HOLLIDAYSBURG - The Altoona man who caused a furor at Pellegrine's Lounge more than two years ago when he allegedly improperly touched a police officer's wife was sentenced Tuesday to nine to 18 months in prison.
Herman "Bo" Lardieri, 40, will serve that sentence consecutive to the 14-month sentence he is now serving at a state correctional institution for bad checks.
A Blair County jury in July was unable to decide if Lardieri had "violated" the officer's wife, but it found him guilty of lying to a statewide grand jury about the incident.
Lardieri told the investigative grand jury that he had no contact and no confrontation with Adrienne Eichenlaub, the wife of now-former city patrol officer Duane "D.J." Eichenlaub, 30.
Adrienne Eichenlaub said Lardieri had flipped up her dress during the early morning of Memorial Day, 2010, and she felt his hand on her leg.
Duane Eichenlaub and a police colleague, Eric R. Kriner, 31, have been charged with assault for following Lardieri into the men's room at the lounge and allegedly beating him.
They were charged also with seriously injuring 60-year-old bar patron Earl Eshelman, who was already in the restroom and came to Lardieri's aid.
The two police officers allegedly engineered a cover-up, convincing other officers to leave them out of a police report of the incident. They are scheduled for trial in November.
Blair County Judge Hiram A. Carpenter said Tuesday that Lardieri's denial that he and Adrienne Eichenlaub had at least a war of words that night was not the worst lie he's ever heard.
"There have been fabrications a lot worse that that," he said after Lardieri's attorney, Mark Zearfaus, asked for a sentence to run concurrent with the bad check sentence he already is serving.
Carpenter said, however, that the other side of the story is that the integrity of the grand jury must be protected.
There has to be a deterrence, Carpenter said. "No question, it is a very real concern," he added.
He sentenced Lardieri to a consecutive prison term, meaning Lardieri could remain in prison until spring 2014.
He is eligible for the state Risk Recidivism Reduction Initiative, which would allow him to serve less time behind bars.
Deputy Attorney General Mike Sprowl asked Carpenter to impose a longer sentence on Lardieri because he showed no remorse and took no responsibility for what occurred at the bar.
Zearfaus presented a different view of Lardieri, stating he has a lengthy criminal record that includes bad checks, forgery and theft, crimes committed to finance a drug habit.
"He is the first to tell you getting into drugs is the worst thing he ever did," Zearfaus stated
He said Lardieri, who is housed at SCI Mercer, is finally getting the treatment he has needed.
Adrienne Eichenlaub and her mother attended the hearing for Lardieri, but she did not speak. She also declined comment afterward.

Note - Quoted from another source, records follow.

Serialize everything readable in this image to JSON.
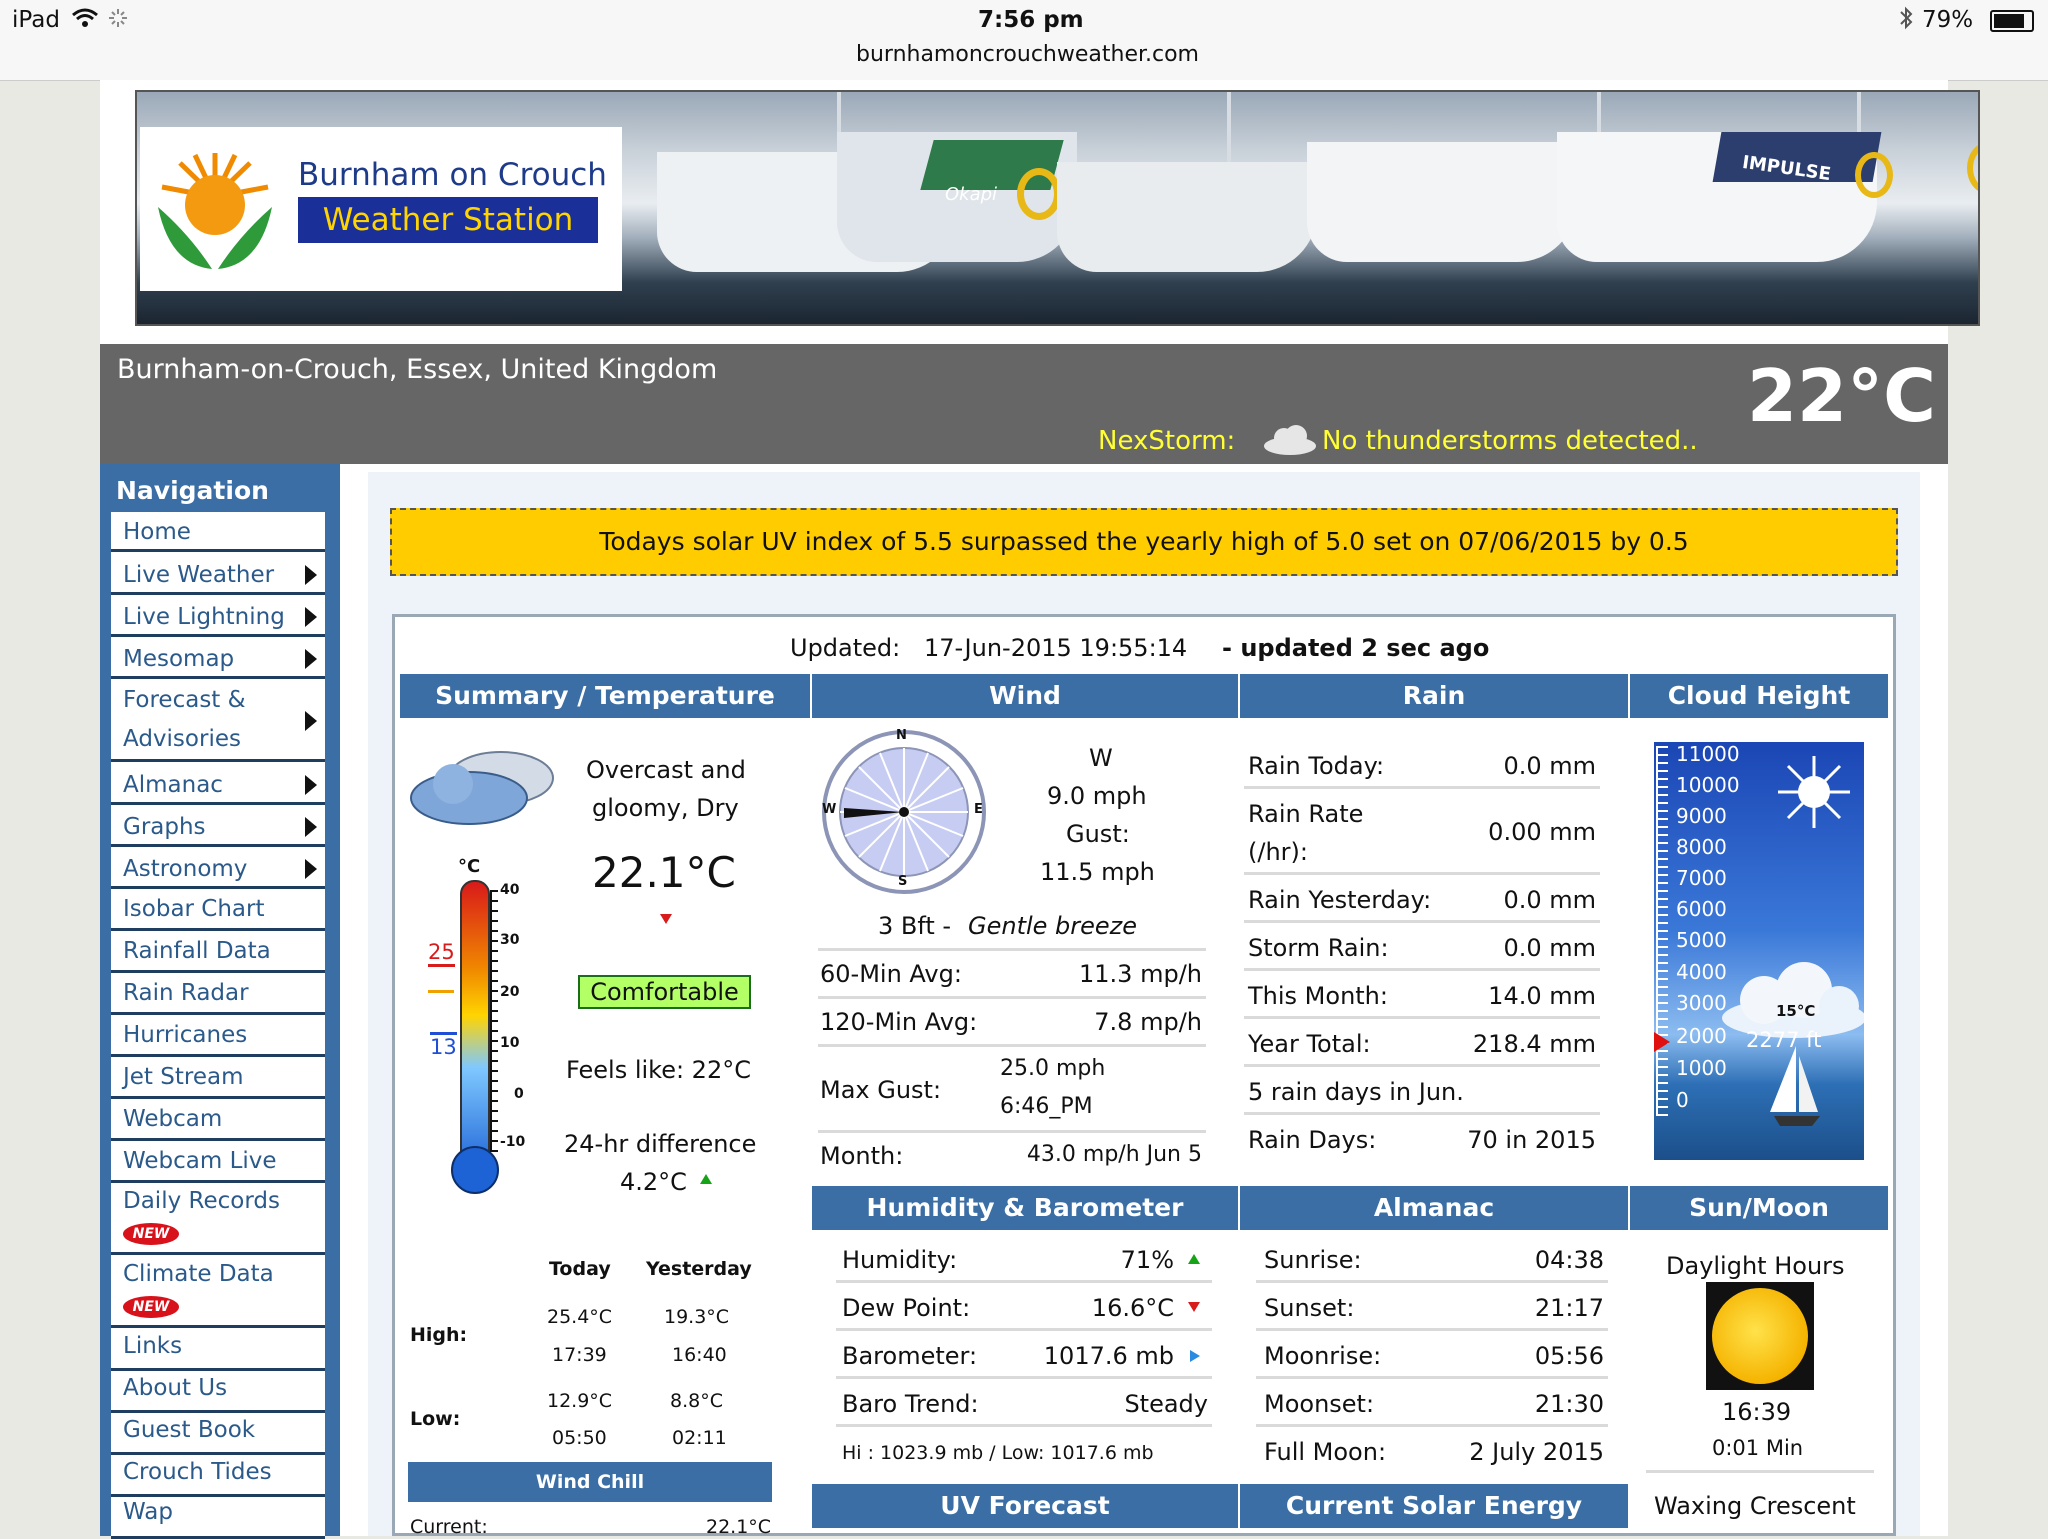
{
  "status_bar": {
    "device": "iPad",
    "time": "7:56 pm",
    "url": "burnhamoncrouchweather.com",
    "battery": "79%"
  },
  "header": {
    "logo_line1": "Burnham on Crouch",
    "logo_line2": "Weather Station",
    "boat_name_1": "Okapi",
    "boat_name_2": "IMPULSE",
    "location": "Burnham-on-Crouch, Essex, United Kingdom",
    "temperature": "22°C",
    "nexstorm_label": "NexStorm:",
    "nexstorm_status": "No thunderstorms detected.."
  },
  "navigation": {
    "title": "Navigation",
    "items": [
      {
        "label": "Home"
      },
      {
        "label": "Live Weather"
      },
      {
        "label": "Live Lightning"
      },
      {
        "label": "Mesomap"
      },
      {
        "label": "Forecast &"
      },
      {
        "label": "Advisories"
      },
      {
        "label": "Almanac"
      },
      {
        "label": "Graphs"
      },
      {
        "label": "Astronomy"
      },
      {
        "label": "Isobar Chart"
      },
      {
        "label": "Rainfall Data"
      },
      {
        "label": "Rain Radar"
      },
      {
        "label": "Hurricanes"
      },
      {
        "label": "Jet Stream"
      },
      {
        "label": "Webcam"
      },
      {
        "label": "Webcam Live"
      },
      {
        "label": "Daily Records"
      },
      {
        "label": "Climate Data"
      },
      {
        "label": "Links"
      },
      {
        "label": "About Us"
      },
      {
        "label": "Guest Book"
      },
      {
        "label": "Crouch Tides"
      },
      {
        "label": "Wap"
      }
    ],
    "new_badge": "NEW"
  },
  "alert": "Todays solar UV index of 5.5 surpassed the yearly high of 5.0 set on 07/06/2015 by 0.5",
  "updated": {
    "label": "Updated:",
    "datetime": "17-Jun-2015 19:55:14",
    "suffix": "- updated 2 sec ago"
  },
  "sections": {
    "summary": "Summary / Temperature",
    "wind": "Wind",
    "rain": "Rain",
    "cloud": "Cloud Height",
    "humidity": "Humidity & Barometer",
    "almanac": "Almanac",
    "sunmoon": "Sun/Moon",
    "wind_chill": "Wind Chill",
    "uv_forecast": "UV Forecast",
    "solar": "Current Solar Energy"
  },
  "summary": {
    "condition_1": "Overcast and",
    "condition_2": "gloomy, Dry",
    "temp": "22.1°C",
    "comfort": "Comfortable",
    "feels_like": "Feels like: 22°C",
    "diff_label": "24-hr difference",
    "diff_value": "4.2°C",
    "therm_unit": "°C",
    "therm_high": "25",
    "therm_low": "13",
    "therm_ticks": [
      "40",
      "30",
      "20",
      "10",
      "0",
      "-10"
    ],
    "col_today": "Today",
    "col_yesterday": "Yesterday",
    "high_label": "High:",
    "low_label": "Low:",
    "high_today": "25.4°C",
    "high_today_time": "17:39",
    "high_yest": "19.3°C",
    "high_yest_time": "16:40",
    "low_today": "12.9°C",
    "low_today_time": "05:50",
    "low_yest": "8.8°C",
    "low_yest_time": "02:11",
    "chill_label": "Current:",
    "chill_value": "22.1°C"
  },
  "wind": {
    "direction": "W",
    "speed": "9.0 mph",
    "gust_label": "Gust:",
    "gust": "11.5 mph",
    "beaufort": "3 Bft -",
    "beaufort_desc": "Gentle breeze",
    "avg60_label": "60-Min Avg:",
    "avg60": "11.3 mp/h",
    "avg120_label": "120-Min Avg:",
    "avg120": "7.8 mp/h",
    "maxgust_label": "Max Gust:",
    "maxgust": "25.0 mph",
    "maxgust_time": "6:46_PM",
    "month_label": "Month:",
    "month": "43.0 mp/h Jun 5",
    "compass": {
      "n": "N",
      "e": "E",
      "s": "S",
      "w": "W"
    }
  },
  "rain": {
    "today_label": "Rain Today:",
    "today": "0.0 mm",
    "rate_label_1": "Rain Rate",
    "rate_label_2": "(/hr):",
    "rate": "0.00 mm",
    "yesterday_label": "Rain Yesterday:",
    "yesterday": "0.0 mm",
    "storm_label": "Storm Rain:",
    "storm": "0.0 mm",
    "month_label": "This Month:",
    "month": "14.0 mm",
    "year_label": "Year Total:",
    "year": "218.4 mm",
    "raindays_note": "5 rain days in Jun.",
    "days_label": "Rain Days:",
    "days": "70 in 2015"
  },
  "cloud": {
    "scale": [
      "11000",
      "10000",
      "9000",
      "8000",
      "7000",
      "6000",
      "5000",
      "4000",
      "3000",
      "2000",
      "1000",
      "0"
    ],
    "temp": "15°C",
    "height": "2277 ft"
  },
  "humidity": {
    "hum_label": "Humidity:",
    "hum": "71%",
    "dew_label": "Dew Point:",
    "dew": "16.6°C",
    "baro_label": "Barometer:",
    "baro": "1017.6 mb",
    "trend_label": "Baro Trend:",
    "trend": "Steady",
    "hilo": "Hi : 1023.9 mb / Low:  1017.6 mb"
  },
  "almanac": {
    "sunrise_label": "Sunrise:",
    "sunrise": "04:38",
    "sunset_label": "Sunset:",
    "sunset": "21:17",
    "moonrise_label": "Moonrise:",
    "moonrise": "05:56",
    "moonset_label": "Moonset:",
    "moonset": "21:30",
    "fullmoon_label": "Full Moon:",
    "fullmoon": "2 July 2015"
  },
  "sunmoon": {
    "daylight_label": "Daylight Hours",
    "daylight": "16:39",
    "change": "0:01 Min",
    "phase": "Waxing Crescent"
  }
}
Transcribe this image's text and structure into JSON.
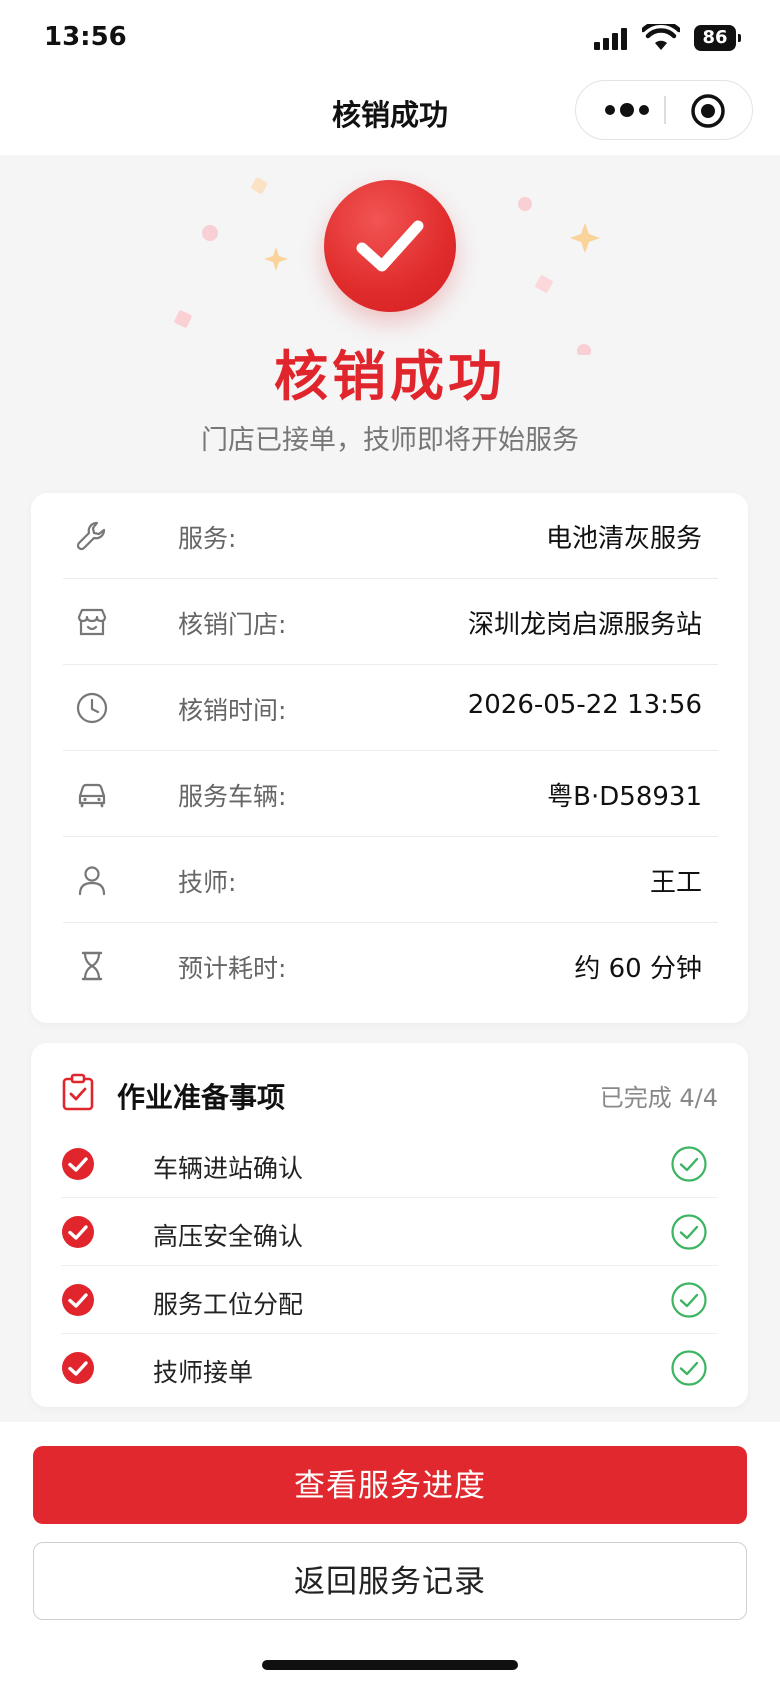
{
  "status_bar": {
    "time": "13:56",
    "battery": "86"
  },
  "nav": {
    "title": "核销成功"
  },
  "hero": {
    "title": "核销成功",
    "subtitle": "门店已接单，技师即将开始服务",
    "accent_color": "#e0262c"
  },
  "info": [
    {
      "icon": "wrench-icon",
      "label": "服务:",
      "value": "电池清灰服务"
    },
    {
      "icon": "store-icon",
      "label": "核销门店:",
      "value": "深圳龙岗启源服务站"
    },
    {
      "icon": "clock-icon",
      "label": "核销时间:",
      "value": "2026-05-22 13:56"
    },
    {
      "icon": "car-icon",
      "label": "服务车辆:",
      "value": "粤B·D58931"
    },
    {
      "icon": "person-icon",
      "label": "技师:",
      "value": "王工"
    },
    {
      "icon": "hourglass-icon",
      "label": "预计耗时:",
      "value": "约 60 分钟"
    }
  ],
  "prep": {
    "title": "作业准备事项",
    "progress": "已完成 4/4",
    "items": [
      {
        "label": "车辆进站确认",
        "done": true
      },
      {
        "label": "高压安全确认",
        "done": true
      },
      {
        "label": "服务工位分配",
        "done": true
      },
      {
        "label": "技师接单",
        "done": true
      }
    ]
  },
  "actions": {
    "primary": "查看服务进度",
    "secondary": "返回服务记录"
  }
}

The hearing was conducted by videoconference with Lardieri speaking from the state prison, while the rest of the participants gathered in a meeting room on the third floor of the courthouse.
Mirror Staff Writer Phil Ray is at 946-7468.